One tabloid, The Telegraph, published a front-page article on Thursday declaring “It’s the Nation’s Biggest Story” that it was not allowed to publish. “A high-profile Australian with a worldwide reputation has been convicted of an awful crime, The Telegraph wrote, adding, “but The Daily Telegraph and other Australian media are prohibited from telling you about it.”
Several other outlets published editorials on their front pages denouncing the news blackout in cryptic language that avoided direct references to Cardinal Pell or the verdict, prompting Chief Judge Peter Kidd to hold an impromptu hearing on Thursday, in which he called for prosecutors to initiate legal proceedings against journalists for contempt of court.
“A number of very important people in the media are facing, if found guilty, the prospect of imprisonment, and indeed substantial imprisonment,” Judge Kidd said, according to a transcript released by the court.
The maximum sentence for contempt, he said, is five years in prison.
Mr. Garabedian said the church benefits from court secrecy. “The suppression order plays into the secrecy, which the Catholic Church thrives on when it comes to the issue of clergy sexual abuse,” he said.

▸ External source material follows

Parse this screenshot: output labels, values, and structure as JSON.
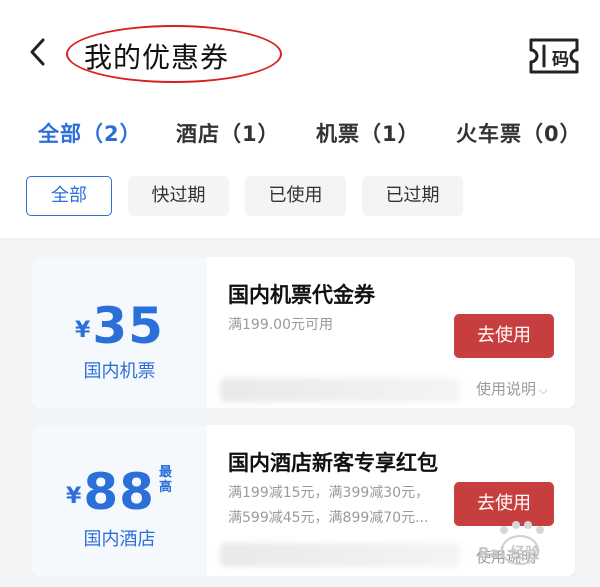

Other elements of the case have also been kept secret, in part because of privacy laws. Despite repeated requests to the court, news media outlets were refused access to the testimony from the former altar boy who is the case’s main complainant, live or in transcript.
He cannot be identified publicly under a provision in Australian law designed to protect victims of childhood sexual abuse.
During the trial, however, the prosecution’s main lawyer, Mark Gibson, read out parts of the complainant’s testimony. In that statement he described how Cardinal Pell shoved him to the floor and pushed his erect penis into his mouth.